Stuxnet: The US-Israeli Cyber Campaign Against the Iranian Nuclear Program

Ever since the early 1990s, a shared perception of the threat posed by Iran’s nuclear program has been the basis for a variety of joint US-Israeli efforts, spanning the diplomatic, economic and military realms, all designed to prevent Iran from achieving a nuclear weapon. The cyber realm has reportedly been a key component of these efforts, of which the so-called Stuxnet attack on Iran’s nuclear centrifuges may have been the high point.

Stuxnet was the heart and best known part of the far broader “Olympic Games” operation, a series of cyber espionage and sabotage attacks designed to disrupt and delay Iran’s pursuit of nuclear weapons, possibly even derail it, so that a diplomatic solution could be achieved. Work on Stuxnet likely began in 2005 and it may have been deployed as early as 2007, prior to its ultimate discovery in 2010.

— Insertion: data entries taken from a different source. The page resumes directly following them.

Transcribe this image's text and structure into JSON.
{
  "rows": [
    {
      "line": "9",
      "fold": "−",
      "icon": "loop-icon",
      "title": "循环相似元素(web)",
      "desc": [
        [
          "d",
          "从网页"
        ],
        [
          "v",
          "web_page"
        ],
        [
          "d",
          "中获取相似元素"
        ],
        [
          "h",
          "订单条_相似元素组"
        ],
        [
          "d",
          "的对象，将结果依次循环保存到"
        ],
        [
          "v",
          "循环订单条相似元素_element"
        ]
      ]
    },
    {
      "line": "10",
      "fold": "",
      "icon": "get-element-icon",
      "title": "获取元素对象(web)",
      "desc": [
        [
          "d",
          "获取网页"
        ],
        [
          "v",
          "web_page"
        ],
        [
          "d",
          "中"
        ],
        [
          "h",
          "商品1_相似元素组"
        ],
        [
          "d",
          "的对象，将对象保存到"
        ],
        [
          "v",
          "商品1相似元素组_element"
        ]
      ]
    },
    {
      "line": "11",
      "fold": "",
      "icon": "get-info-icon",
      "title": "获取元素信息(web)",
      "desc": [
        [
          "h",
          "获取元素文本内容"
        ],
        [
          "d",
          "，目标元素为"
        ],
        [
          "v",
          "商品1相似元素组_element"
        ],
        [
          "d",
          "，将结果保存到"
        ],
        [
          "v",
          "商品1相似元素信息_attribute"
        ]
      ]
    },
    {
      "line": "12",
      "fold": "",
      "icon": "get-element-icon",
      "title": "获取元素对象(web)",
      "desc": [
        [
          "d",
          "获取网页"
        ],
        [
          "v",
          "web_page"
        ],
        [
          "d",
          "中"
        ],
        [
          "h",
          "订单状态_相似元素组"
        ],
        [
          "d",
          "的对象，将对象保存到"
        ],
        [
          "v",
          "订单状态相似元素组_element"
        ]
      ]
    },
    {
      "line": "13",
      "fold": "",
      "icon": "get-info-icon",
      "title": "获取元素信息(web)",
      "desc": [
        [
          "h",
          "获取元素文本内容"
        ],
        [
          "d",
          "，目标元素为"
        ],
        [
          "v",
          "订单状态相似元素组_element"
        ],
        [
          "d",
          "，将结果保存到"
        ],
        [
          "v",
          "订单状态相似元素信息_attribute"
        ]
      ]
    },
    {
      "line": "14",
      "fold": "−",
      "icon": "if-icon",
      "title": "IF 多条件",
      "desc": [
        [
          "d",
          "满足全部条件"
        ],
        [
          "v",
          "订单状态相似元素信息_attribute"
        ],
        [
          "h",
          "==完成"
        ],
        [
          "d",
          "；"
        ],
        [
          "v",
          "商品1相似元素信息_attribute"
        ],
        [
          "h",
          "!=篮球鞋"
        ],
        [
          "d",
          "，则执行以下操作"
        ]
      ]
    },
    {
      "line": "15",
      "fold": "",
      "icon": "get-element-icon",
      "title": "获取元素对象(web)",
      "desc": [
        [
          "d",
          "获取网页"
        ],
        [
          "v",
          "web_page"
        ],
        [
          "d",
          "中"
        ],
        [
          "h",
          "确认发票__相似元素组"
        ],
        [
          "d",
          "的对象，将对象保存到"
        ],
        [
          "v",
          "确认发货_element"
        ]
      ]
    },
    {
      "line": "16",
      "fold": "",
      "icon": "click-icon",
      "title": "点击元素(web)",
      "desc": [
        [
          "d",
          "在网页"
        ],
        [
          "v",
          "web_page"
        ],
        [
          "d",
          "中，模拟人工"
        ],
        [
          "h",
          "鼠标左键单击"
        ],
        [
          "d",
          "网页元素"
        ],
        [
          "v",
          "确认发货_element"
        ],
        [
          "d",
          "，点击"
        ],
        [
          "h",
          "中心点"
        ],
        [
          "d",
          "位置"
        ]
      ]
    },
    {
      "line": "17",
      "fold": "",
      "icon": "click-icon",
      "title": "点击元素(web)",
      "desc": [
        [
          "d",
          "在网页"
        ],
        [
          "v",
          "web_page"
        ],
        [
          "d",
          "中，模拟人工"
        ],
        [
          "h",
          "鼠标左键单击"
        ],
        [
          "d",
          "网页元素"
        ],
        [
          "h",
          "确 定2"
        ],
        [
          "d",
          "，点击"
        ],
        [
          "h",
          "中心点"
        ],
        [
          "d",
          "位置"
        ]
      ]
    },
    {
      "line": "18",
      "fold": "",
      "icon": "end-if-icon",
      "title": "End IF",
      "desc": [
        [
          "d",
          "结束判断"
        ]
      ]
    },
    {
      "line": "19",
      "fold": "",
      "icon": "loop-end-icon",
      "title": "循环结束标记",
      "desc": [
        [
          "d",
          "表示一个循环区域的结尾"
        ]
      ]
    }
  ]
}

Stuxnet targeted the computer and industrial control systems running Iran’s nuclear centrifuges, the sensitive machines used to enrich uranium. Nuclear centrifuges spin at supersonic speeds and even minute fluctuations, imperceptible to the human eye, can make them unstable, crack and disintegrate. Stuxnet was thus programed to speed up and slow the centrifuges in ways that would not be visible to Iran’s nuclear operators. Moreover, Stuxnet made recordings of normal operations before modifying the centrifuges’ speeds and used the recordings to make it appear as if the control systems were functioning normally. The subterfuge served the obvious needs for operational secrecy. It was, however, also designed To sow confusion and undermine Iran’s confidence in its own nuclear capabilities, by making it seem that the centrifuge failures were caused by flaws in controls, designs and parts, and shear lack of professional competence .

To ensure that Stuxnet actually worked, the US and Israel apparently built full-scale replicas of Iran’s nuclear set up at Oak Ridge National Laboratory in Tennessee and Israel’s nuclear facility in Dimona. The US and Israel were a good fit. While overall American intelligence capabilities are the most advanced in the world, Israel was able to provide unique technical knowledge and intimate knowledge of Iran’s nuclear program.

Despite all of the planning and testing, Stuxnet unintentionally “escaped” from the targeted Iranian computers in 2010 and spread to roughly 100,00 systems in 115 countries. None of these systems were adversely affected – Stuxnet had been programmed so that it could only damage systems in Iran – but its exposure meant enabled Iran to build defenses against it. The operational blunder was a terrible blow to US-Israeli hopes to halt Iran’s nuclear program.

Stuxnet did cause considerable havoc to the Iranian nuclear program and a temporary delay, but not the long-term one that the US and Israel hope for. It was, nonetheless, espionage brilliance at its best and a turning point in the history of cyber warfare. Stuxnet is not just one of the most famous cyber attack ever, but the first one known to have caused physical damage.

In 2018 Israel succeeded in spearheading out the “Iranian nuclear archive” from Tehran, an intelligence operation of similar daring and brilliance. Mossad agents, working through the night in a warehouse in Tehran, reportedly used torches to burn their way into 32 safes, gaining 50,000 pages and 163 compact discs of highly detailed memos, videos and plans regarding Iran’s nuclear program. In 2020 severe damage was caused to a facility for the construction of highly advanced nuclear centrifuges at Natanz, one of Iran’s primary nuclear installations. Various reports attributed the attack to Israel, whether by cyber or more traditional kinetic means, and claimed that it had set the Iranian program back significantly. There have reportedly been other attacks, as well. In the end, sabotage can and has delayed the program, but only a diplomatic deal is likely to truly resolve the issue.

To read more of my works on the Iranian issue, see my book, policy papers and op-eds.

I have spoken extensively on the Iranian issue to a variety of forums, including Jewish organizations such as AIPAC, JNF, AJC and FIDF; professional forums such as the Council on Foreign Relations, RAND Corporation, Chicago Council on Global Affairs, Brookings, Harvard Belfer Center; and numerous universities, including Columbia, Harvard, NYU, Duke, Notra Dame, Rice, Naval War College, NDU, MIT and more.

For further information about my talks on Iran, please go here: Iran talk page